Publication: March 1, 2014, by Sourcebooks Fire
Genre: Young Adult Fiction, Thriller, Mystery
When sixteen-year-old Summer Robinson goes missing one night, her family, friends and boyfriend are devastated. Nothing ever happens in Long Thorpe, so the disappearance of a school girl shocks the whole community. The police waste no time in launching a search and investigation, but with nothing to go on and no trace of Summer, hopes of finding her quickly fade.
Colin Brown, is a thirty-year-old solicitor living alone after the death of his mother. He suffered a traumatic and abusive childhood, and is left with no sense of right or wrong. Desperate for the perfect family, Colin, referring to himself as Clover, turns to drastic measures to get what he wants.
The Cellar is the scariest book that I’ve read in ages. And by scary, do not expect horror or anything of that kind. Natasha Preston delivered the most thrilling, action-packed, adrenaline-churning story, more crazier than her cult-based Awake, more life changing than any psychological thrillers I have read… ever, practically. Get ready to pee to your pants, ask for more, and even perhaps never look at flowers the same way anymore. Yes, it is one of those scarring stories. Only stories like these seemed to just come out of the movies. This is freaking reality, my friends. You never know what kind of people that the world contains until you confront them, and after that, you just cannot look at the world the same way anymore. Geez… I literally sound creepy myself.
The Cellar features our outgoing main character and protagonist, Summer, who is living a great life with her happy family and boyfriend, Lewis. Everything is going swell until she goes out to a party, looking for a friend in the park where a man confronts her, throws her into a white van, and next thing she knows, is thrown into a cellar in the basement of his house and is named “Lily,” living with three other girls with similar names. Violet, Poppy, Rose―some of them seem possessed by the actions of this guy―Clover, and her world collapses around her. In the meantime, her family and boyfriend are mourning, trying to search for clues, knowing that their daughter/sister/girlfriend would never leave without saying anything. As the days pass, Summer would never let Clover touch her, or even look at her. Little does she know that her world is going to change forever.

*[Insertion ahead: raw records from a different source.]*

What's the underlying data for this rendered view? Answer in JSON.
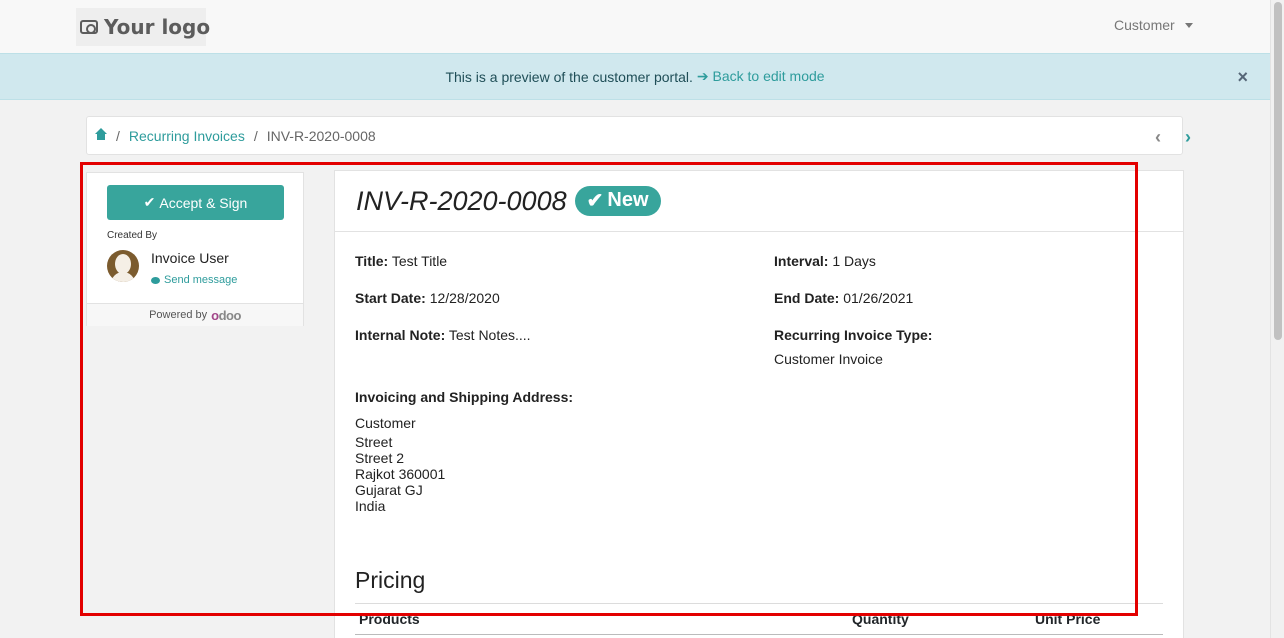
{
  "header": {
    "logo_text": "Your logo",
    "user_menu": "Customer"
  },
  "alert": {
    "text": "This is a preview of the customer portal.",
    "link": "Back to edit mode",
    "close": "×"
  },
  "breadcrumb": {
    "home_icon": "home-icon",
    "items": [
      "Recurring Invoices",
      "INV-R-2020-0008"
    ],
    "sep": "/",
    "prev": "‹",
    "next": "›"
  },
  "sidebar": {
    "accept_label": "Accept & Sign",
    "created_by_label": "Created By",
    "user_name": "Invoice User",
    "send_message": "Send message",
    "powered_by": "Powered by",
    "odoo_logo": "odoo"
  },
  "invoice": {
    "number": "INV-R-2020-0008",
    "status": "New",
    "title_label": "Title:",
    "title_value": "Test Title",
    "interval_label": "Interval:",
    "interval_value": "1 Days",
    "start_label": "Start Date:",
    "start_value": "12/28/2020",
    "end_label": "End Date:",
    "end_value": "01/26/2021",
    "note_label": "Internal Note:",
    "note_value": "Test Notes....",
    "type_label": "Recurring Invoice Type:",
    "type_value": "Customer Invoice",
    "address_label": "Invoicing and Shipping Address:",
    "address_name": "Customer",
    "address_lines": [
      "Street",
      "Street 2",
      "Rajkot 360001",
      "Gujarat GJ",
      "India"
    ],
    "pricing_label": "Pricing",
    "columns": [
      "Products",
      "Quantity",
      "Unit Price"
    ]
  },
  "accent_color": "#38a59c",
  "highlight_color": "#e30000"
}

The ending was corny, okay? But then again, I cannot imagine another ending to come about in any other way. It is just not possible for a beautiful, abrupt story to destroy readers’ emotions to the biggest case possible. No spoilers, I promise. The rest of the story flowed in ways that I could not have imagined or pictured in my head again without picking up the book once more. It was fast-paced, but had those little itty-bitty moments during scenes where the author knew that readers would want more detail and inside gossip on the truth. I always adore reading a book where I know the answer, the answer to the mystery while there still is a group of people who do not. In this case, it was the loved ones of Summer. I couldn’t help but squeal and scream to tell the people what to do. It was seriously a glorious experience.

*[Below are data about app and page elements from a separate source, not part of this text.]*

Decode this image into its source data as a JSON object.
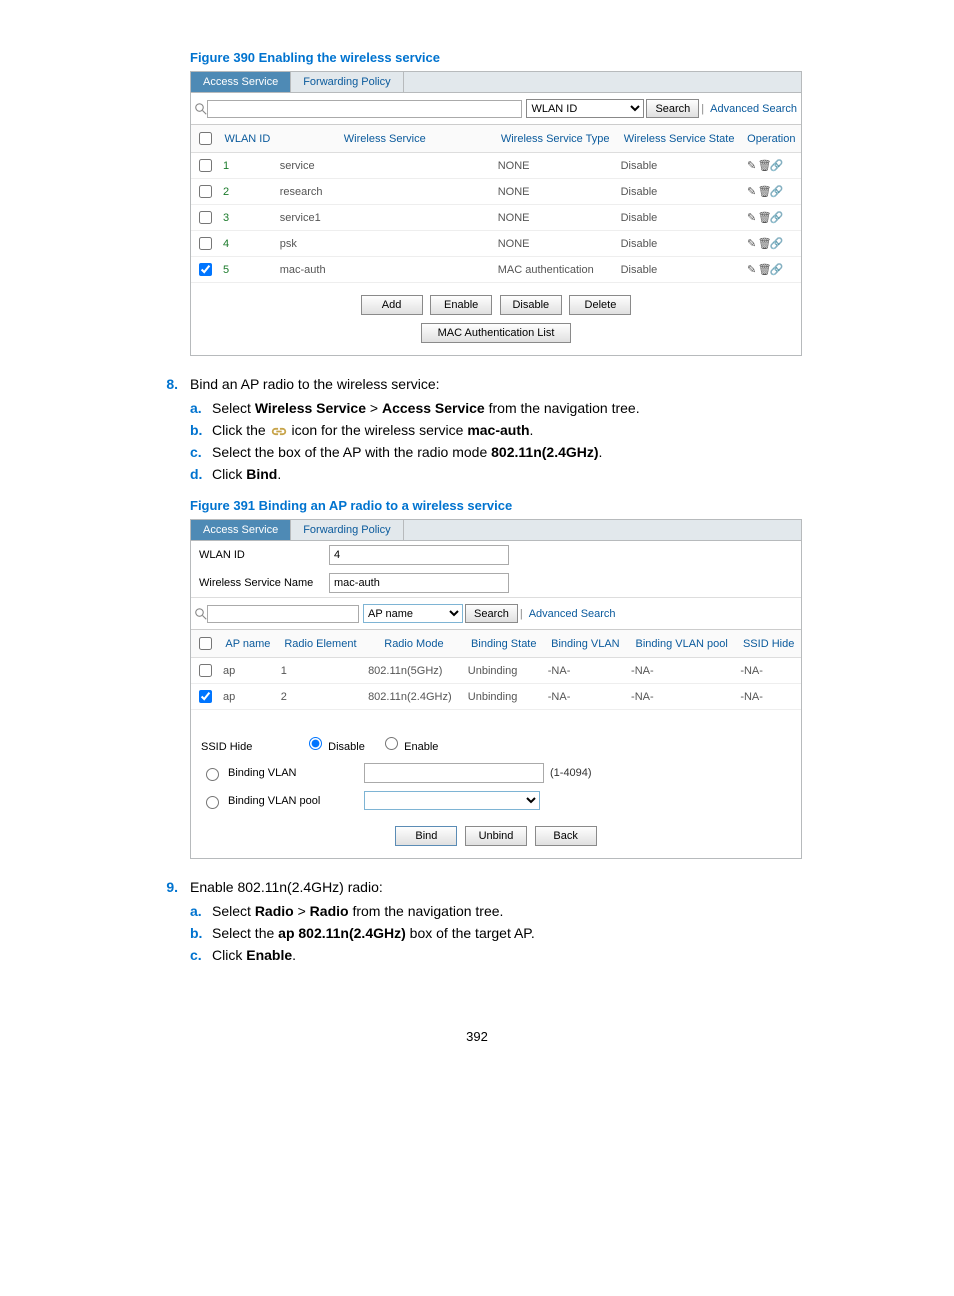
{
  "figure390": {
    "title": "Figure 390 Enabling the wireless service",
    "tabs": [
      "Access Service",
      "Forwarding Policy"
    ],
    "searchField": "WLAN ID",
    "searchBtn": "Search",
    "advancedSearch": "Advanced Search",
    "headers": [
      "WLAN ID",
      "Wireless Service",
      "Wireless Service Type",
      "Wireless Service State",
      "Operation"
    ],
    "rows": [
      {
        "checked": false,
        "id": "1",
        "svc": "service",
        "type": "NONE",
        "state": "Disable"
      },
      {
        "checked": false,
        "id": "2",
        "svc": "research",
        "type": "NONE",
        "state": "Disable"
      },
      {
        "checked": false,
        "id": "3",
        "svc": "service1",
        "type": "NONE",
        "state": "Disable"
      },
      {
        "checked": false,
        "id": "4",
        "svc": "psk",
        "type": "NONE",
        "state": "Disable"
      },
      {
        "checked": true,
        "id": "5",
        "svc": "mac-auth",
        "type": "MAC authentication",
        "state": "Disable"
      }
    ],
    "buttons": [
      "Add",
      "Enable",
      "Disable",
      "Delete"
    ],
    "macBtn": "MAC Authentication List"
  },
  "step8": {
    "num": "8.",
    "title": "Bind an AP radio to the wireless service:",
    "a": [
      "Select ",
      "Wireless Service",
      " > ",
      "Access Service",
      " from the navigation tree."
    ],
    "b_pre": "Click the ",
    "b_post": " icon for the wireless service ",
    "b_bold": "mac-auth",
    "b_end": ".",
    "c": [
      "Select the box of the AP with the radio mode ",
      "802.11n(2.4GHz)",
      "."
    ],
    "d": [
      "Click ",
      "Bind",
      "."
    ]
  },
  "figure391": {
    "title": "Figure 391 Binding an AP radio to a wireless service",
    "tabs": [
      "Access Service",
      "Forwarding Policy"
    ],
    "wlanIdLabel": "WLAN ID",
    "wlanIdVal": "4",
    "wsNameLabel": "Wireless Service Name",
    "wsNameVal": "mac-auth",
    "searchField": "AP name",
    "searchBtn": "Search",
    "advancedSearch": "Advanced Search",
    "headers": [
      "AP name",
      "Radio Element",
      "Radio Mode",
      "Binding State",
      "Binding VLAN",
      "Binding VLAN pool",
      "SSID Hide"
    ],
    "rows": [
      {
        "checked": false,
        "ap": "ap",
        "re": "1",
        "mode": "802.11n(5GHz)",
        "bs": "Unbinding",
        "bv": "-NA-",
        "bp": "-NA-",
        "sh": "-NA-"
      },
      {
        "checked": true,
        "ap": "ap",
        "re": "2",
        "mode": "802.11n(2.4GHz)",
        "bs": "Unbinding",
        "bv": "-NA-",
        "bp": "-NA-",
        "sh": "-NA-"
      }
    ],
    "ssidHideLabel": "SSID Hide",
    "ssidOptions": [
      "Disable",
      "Enable"
    ],
    "bvLabel": "Binding VLAN",
    "bvHint": "(1-4094)",
    "bpLabel": "Binding VLAN pool",
    "buttons": [
      "Bind",
      "Unbind",
      "Back"
    ]
  },
  "step9": {
    "num": "9.",
    "title": "Enable 802.11n(2.4GHz) radio:",
    "a": [
      "Select ",
      "Radio",
      " > ",
      "Radio",
      " from the navigation tree."
    ],
    "b": [
      "Select the ",
      "ap 802.11n(2.4GHz)",
      " box of the target AP."
    ],
    "c": [
      "Click ",
      "Enable",
      "."
    ]
  },
  "pageNumber": "392"
}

“He kicked her hard in the stomach, making her scream in pain. Something cracked, and I pressed my fist to my mouth as a wave of nausea hit me. I slumped down on the sofa and crawled back, curling back into a ball.” (248)
Summer seemed to be talking to me. Just me. Not to sound selfish or anything, that was the perfect reading experience. I felt her fear, her longing for Lewis and the life she once had, the way she wanted to get out of there, the courage and strength she kept throughout to know that she will eventually get out. I loved her character. It is hard to realize that she is not out there, that her story does not exist because it seemed the most realest novel ever. And with the mix of the mystery, thrill, plaguing of suspense, it all made complete sense and there was no mystery at all.
I even began to like Clover by the end. Not for his psychopathic behaviour, but also for his character and what he contributed to the story―his weird doings made it all fifty billion times better. (Not that I would promote his doings or anything. HE IS OUTRAGEOUSLY INSANE.) This story turned out fantastic by the end. I found myself continuously surprised with everything that occurred in the novel, never having to seek for more. Lewis was adorable, I loved his personality and not being able to distinguish what he’s feeling since he’s so secretive but… CARING. It all works out, I tell you.
You will pee your pants. You will not be able to sleep at night. And there's also a slight chance that you will go ahead and buy every book that this amazing author has written. Did I also mention that there's a sequel out that's supposed to be (not as) good? I am still debating whether it is the right thing for me. But seriously, this contained so many themes that are found in realistic stories, and it was ultimately perfect. (My favourite flower was Poppy. She was so kick-butt. But then we saw where that went.)
It's sad that you cannot live with a specific book forever and have it contain the same dosage of romance, mystery, whatever it is. I want my wishes to come true, and only (at the moment) with this precious story by Natasha Preston. It is not your typical mystery-thriller, but more importantly, it is not the expected. In fact, it is the unexpected but in a perfect way, and I would recommend it to all forever and ever. I will never, ever, head to my basement ever again without holding someone's hand. But that someone's hand will definitely not be Clover's hand.